=== Provided material ===
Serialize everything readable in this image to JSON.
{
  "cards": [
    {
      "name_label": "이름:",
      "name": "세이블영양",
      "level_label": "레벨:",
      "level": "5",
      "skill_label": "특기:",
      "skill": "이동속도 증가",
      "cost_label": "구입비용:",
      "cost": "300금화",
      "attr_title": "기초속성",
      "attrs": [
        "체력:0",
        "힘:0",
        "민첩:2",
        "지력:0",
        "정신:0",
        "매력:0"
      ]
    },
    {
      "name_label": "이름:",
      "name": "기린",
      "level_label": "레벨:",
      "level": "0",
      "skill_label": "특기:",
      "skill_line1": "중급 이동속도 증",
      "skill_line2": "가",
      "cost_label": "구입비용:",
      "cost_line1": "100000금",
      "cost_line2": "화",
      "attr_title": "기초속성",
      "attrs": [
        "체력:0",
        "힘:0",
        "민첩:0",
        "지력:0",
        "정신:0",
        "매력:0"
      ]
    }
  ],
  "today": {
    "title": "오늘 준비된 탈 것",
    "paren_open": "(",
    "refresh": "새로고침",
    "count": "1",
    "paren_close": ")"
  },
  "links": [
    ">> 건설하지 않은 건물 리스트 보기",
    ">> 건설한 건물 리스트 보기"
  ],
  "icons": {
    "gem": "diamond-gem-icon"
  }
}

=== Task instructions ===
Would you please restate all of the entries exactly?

=== Solution to the exercise ===
Serialize everything readable in this image to JSON.
{
  "cards": [
    {
      "name_label": "이름:",
      "name": "세이블영양",
      "level_label": "레벨:",
      "level": "5",
      "skill_label": "특기:",
      "skill": "이동속도 증가",
      "cost_label": "구입비용:",
      "cost": "300금화",
      "attr_title": "기초속성",
      "attrs": [
        "체력:0",
        "힘:0",
        "민첩:2",
        "지력:0",
        "정신:0",
        "매력:0"
      ]
    },
    {
      "name_label": "이름:",
      "name": "기린",
      "level_label": "레벨:",
      "level": "0",
      "skill_label": "특기:",
      "skill_line1": "중급 이동속도 증",
      "skill_line2": "가",
      "cost_label": "구입비용:",
      "cost_line1": "100000금",
      "cost_line2": "화",
      "attr_title": "기초속성",
      "attrs": [
        "체력:0",
        "힘:0",
        "민첩:0",
        "지력:0",
        "정신:0",
        "매력:0"
      ]
    }
  ],
  "today": {
    "title": "오늘 준비된 탈 것",
    "paren_open": "(",
    "refresh": "새로고침",
    "count": "1",
    "paren_close": ")"
  },
  "links": [
    ">> 건설하지 않은 건물 리스트 보기",
    ">> 건설한 건물 리스트 보기"
  ],
  "icons": {
    "gem": "diamond-gem-icon"
  }
}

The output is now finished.